committed.”

Hailing from Malden, the

Li family does all of the

cooking. Li’s sister, Qing is behind the bar, his brother- in-law, Joe makes all of the deliveries, his mother, Yun takes the phone orders, and Shun Feng is the main chef.

In business for the past five

months, showing the kind

of commitment only a fam-

ily can and it has made an impression. “Whoever comes here keeps coming back,” Li said

“They now know that this is a family restaurant.” When they arrived, the

Li family painted the build-

ing both inside and outside, repaved the entire parking lot and installed a brand- new, enclosed, full-service bar. “We enclosed the bar because we want to leave the dining room for the families,” Li said. Keeping the menu similar

room for the families,” Li said. Keeping the menu similar Family’s Chinese Restaurant. to Chin Chin’s,

Family’s Chinese Restaurant.

to Chin Chin’s, Shun Feng only modified most of the recipes, adding just four Pad Thai dishes along the way. “We’ve only added a few things and we took a few

things out,” Li said.
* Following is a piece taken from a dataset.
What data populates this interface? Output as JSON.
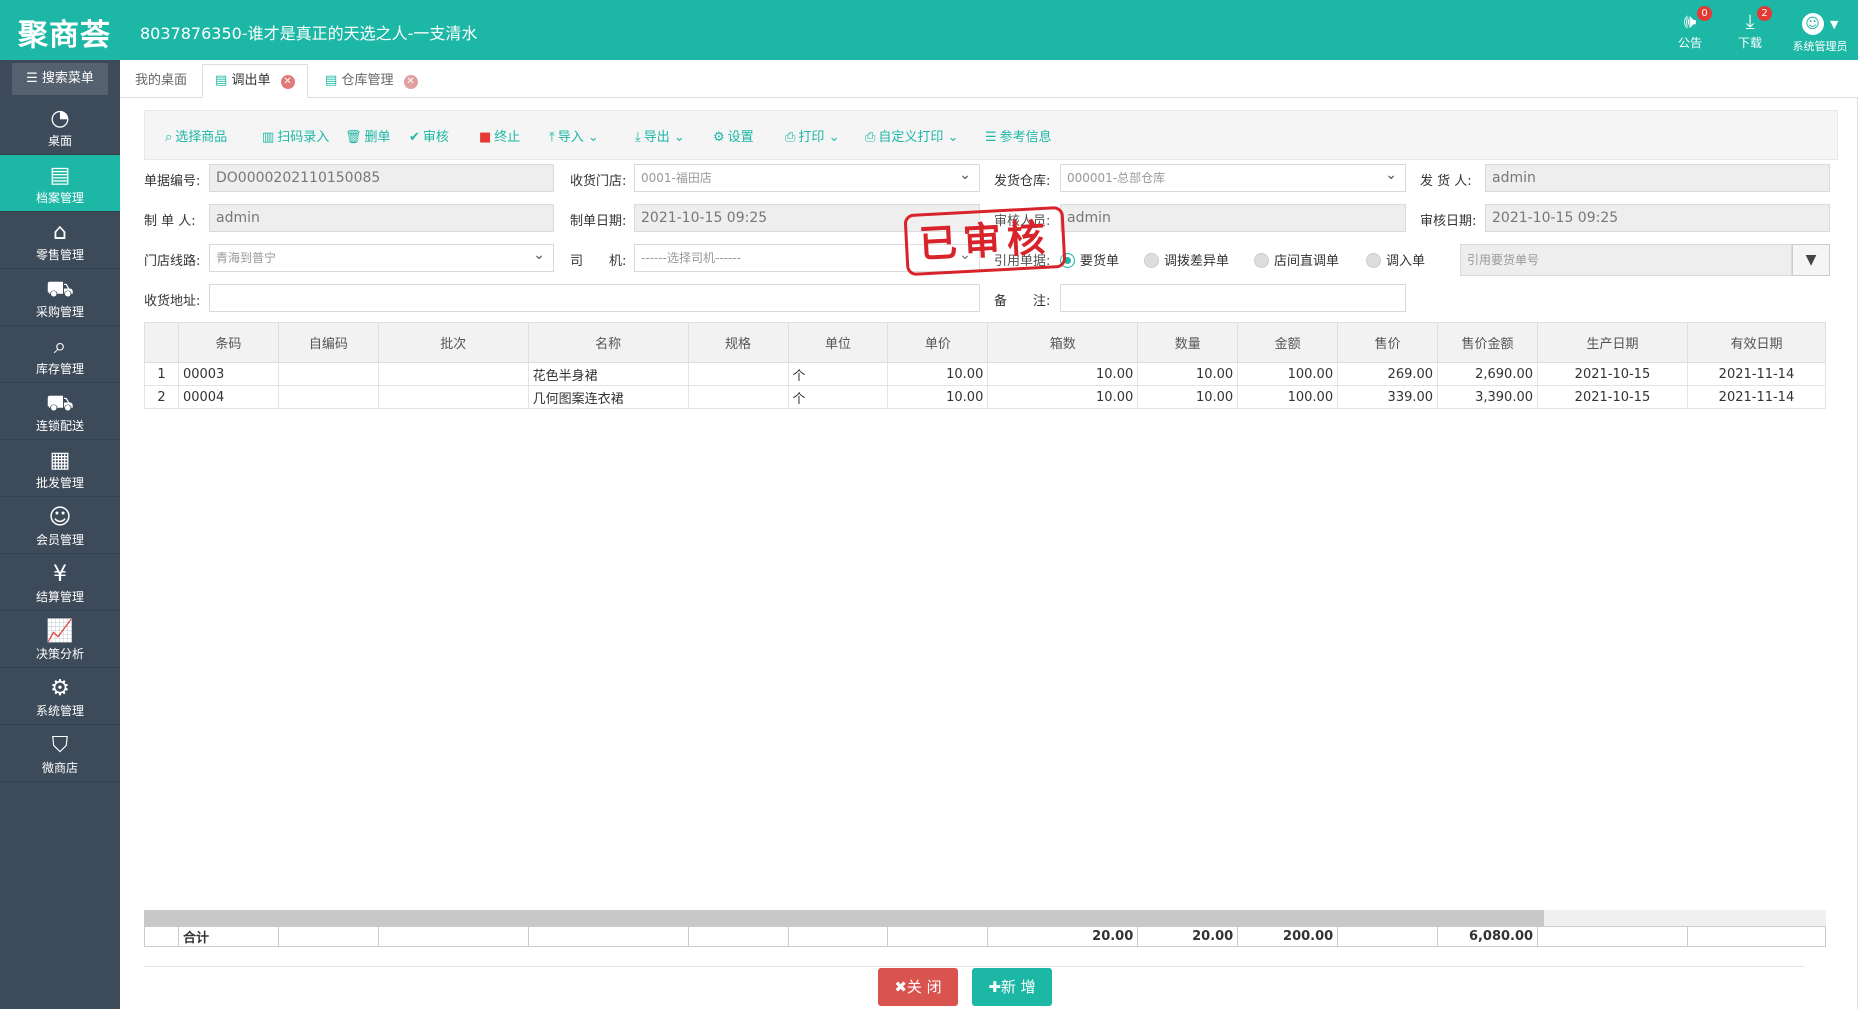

We also changed the price. We want to make everything reasonable.” The Hawaiian Pineapple Chicken is a popular dish and the Pu Pu Platter for

Jim VaiknoraS/Staff Photo
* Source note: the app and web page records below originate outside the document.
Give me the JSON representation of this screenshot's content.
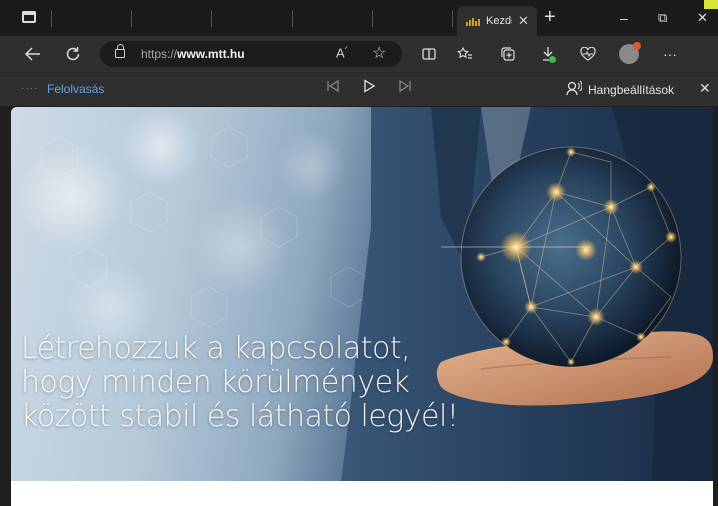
{
  "browser": {
    "tab": {
      "title": "Kezdőlap",
      "favicon_label": "mtt"
    },
    "address": {
      "url_prefix": "https://",
      "url_domain": "www.mtt.hu"
    },
    "icons": {
      "back": "back-arrow-icon",
      "refresh": "refresh-icon",
      "lock": "lock-icon",
      "read_aloud": "read-aloud-icon",
      "favorite": "favorite-star-icon",
      "split_screen": "split-screen-icon",
      "favorites": "favorites-icon",
      "collections": "collections-icon",
      "downloads": "downloads-icon",
      "health": "browser-essentials-icon",
      "profile": "profile-avatar-icon",
      "more": "more-icon"
    },
    "window_controls": {
      "minimize": "–",
      "maximize": "⧉",
      "close": "✕"
    },
    "read_aloud": {
      "label": "Felolvasás",
      "settings_label": "Hangbeállítások"
    }
  },
  "hero": {
    "heading_lines": [
      "Létrehozzuk a kapcsolatot,",
      "hogy minden körülmények",
      "között stabil és látható legyél!"
    ]
  },
  "colors": {
    "accent": "#63a4e8",
    "brand": "#c9a227"
  }
}
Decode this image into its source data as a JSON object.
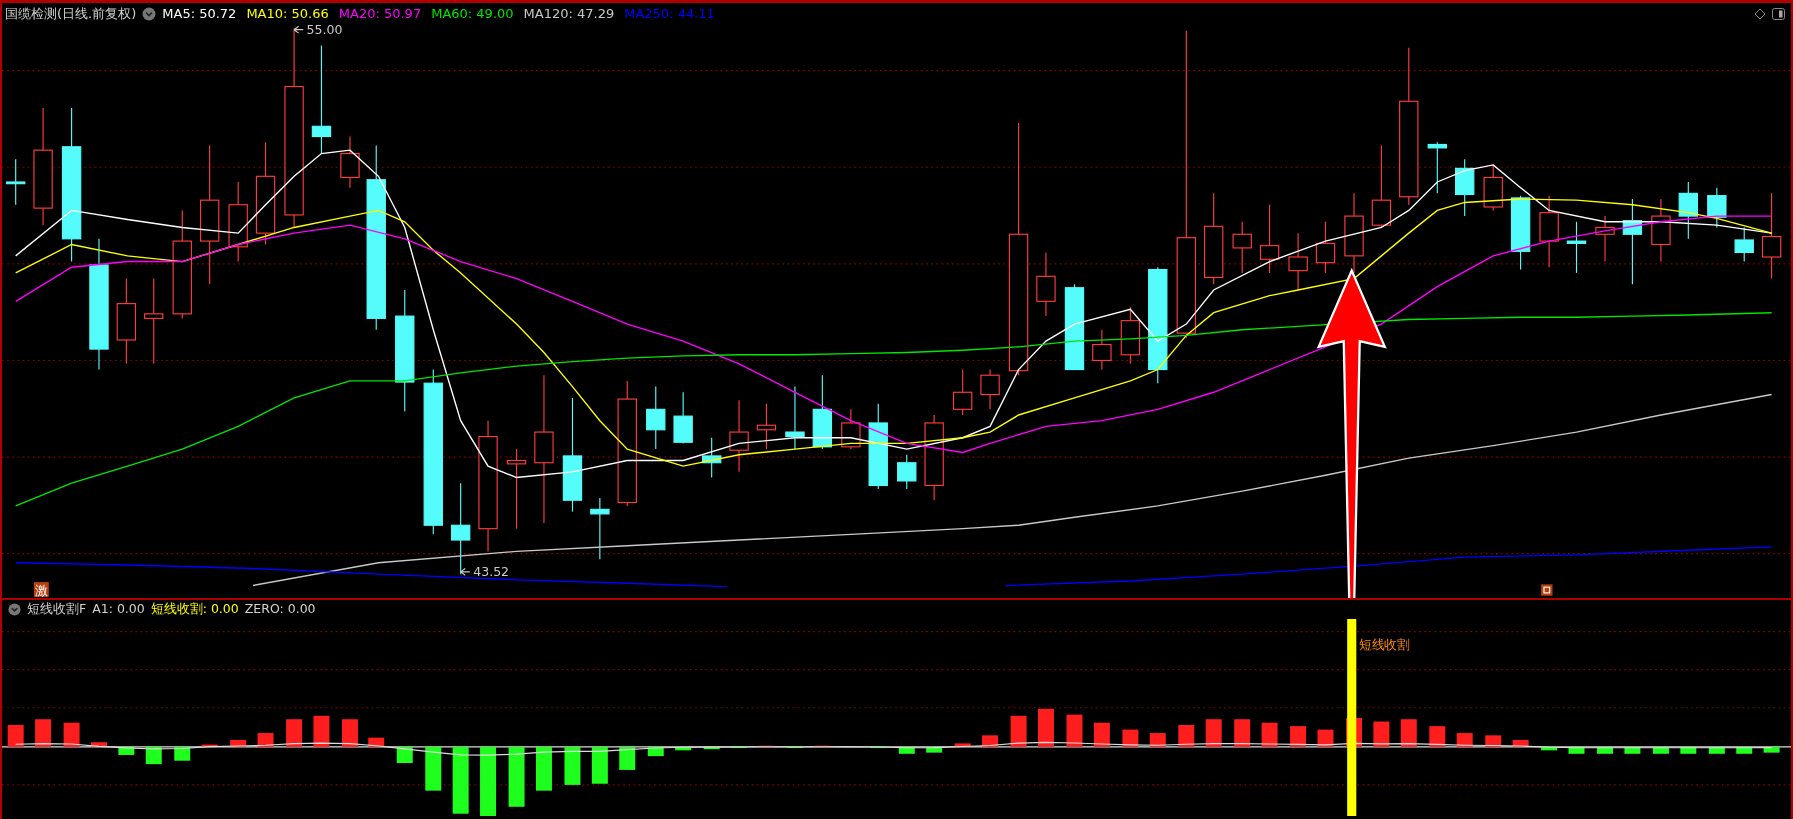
{
  "header": {
    "title": "国缆检测(日线.前复权)",
    "indicators": [
      {
        "label": "MA5: 50.72",
        "color": "#ffffff"
      },
      {
        "label": "MA10: 50.66",
        "color": "#ffff00"
      },
      {
        "label": "MA20: 50.97",
        "color": "#ff00ff"
      },
      {
        "label": "MA60: 49.00",
        "color": "#00e600"
      },
      {
        "label": "MA120: 47.29",
        "color": "#c8c8c8"
      },
      {
        "label": "MA250: 44.11",
        "color": "#0000ff"
      }
    ]
  },
  "price_labels": [
    {
      "kind": "high",
      "text": "55.00"
    },
    {
      "kind": "low",
      "text": "43.52"
    }
  ],
  "signal_badge": "激",
  "sub": {
    "title": "短线收割F",
    "values": [
      {
        "label": "A1: 0.00",
        "color": "#d2d2d2"
      },
      {
        "label": "短线收割: 0.00",
        "color": "#ffff00"
      },
      {
        "label": "ZERO: 0.00",
        "color": "#d2d2d2"
      }
    ],
    "signal_label": "短线收割"
  }
}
two features seven items under $20. The lunch com- bos are popular as well, running under $7 a piece and all the dinner entrees are available in two sizes. “People tell us the food is

excellent, outstanding. And they are definitely coming back,” Li said. “And they have kept their promise. They all come back. We have customers that are coming in four times a week. It’s been getting better and better.” Family’s also covers a large delivery area includ- ing, Amesbury, Salisbury, Seabrook, Newburyport and its Newbury border area. Li said that sales have risen an estimated 5 to 10 percent a month since Family’s April debut and a lot of their new customers are coming in based on word-of-mouth. “We hope to see the busi- ness stabilize,” he said. “We hope to keep providing better service, better food. Right now, we’re still in the transition process. But the food should be the same because everybody that works here is dedicated. We are confident in our product.”

works here is dedicated. We are confident in our product.” New Ownership F o r m

New Ownership

dedicated. We are confident in our product.” New Ownership F o r m e r l

Formerly Chin Chin

Lunch Specials Dine in or Take Out Delivery Available Open 7 Days A Week

www.familysalisbury.com

139 Elm St. Salisbur y, Ma • 978-463-4332

in or Take Out Delivery Available Open 7 Days A Week www.familysalisbury.com 139 Elm St. Salisbur
in or Take Out Delivery Available Open 7 Days A Week www.familysalisbury.com 139 Elm St. Salisbur
in or Take Out Delivery Available Open 7 Days A Week www.familysalisbury.com 139 Elm St. Salisbur
in or Take Out Delivery Available Open 7 Days A Week www.familysalisbury.com 139 Elm St. Salisbur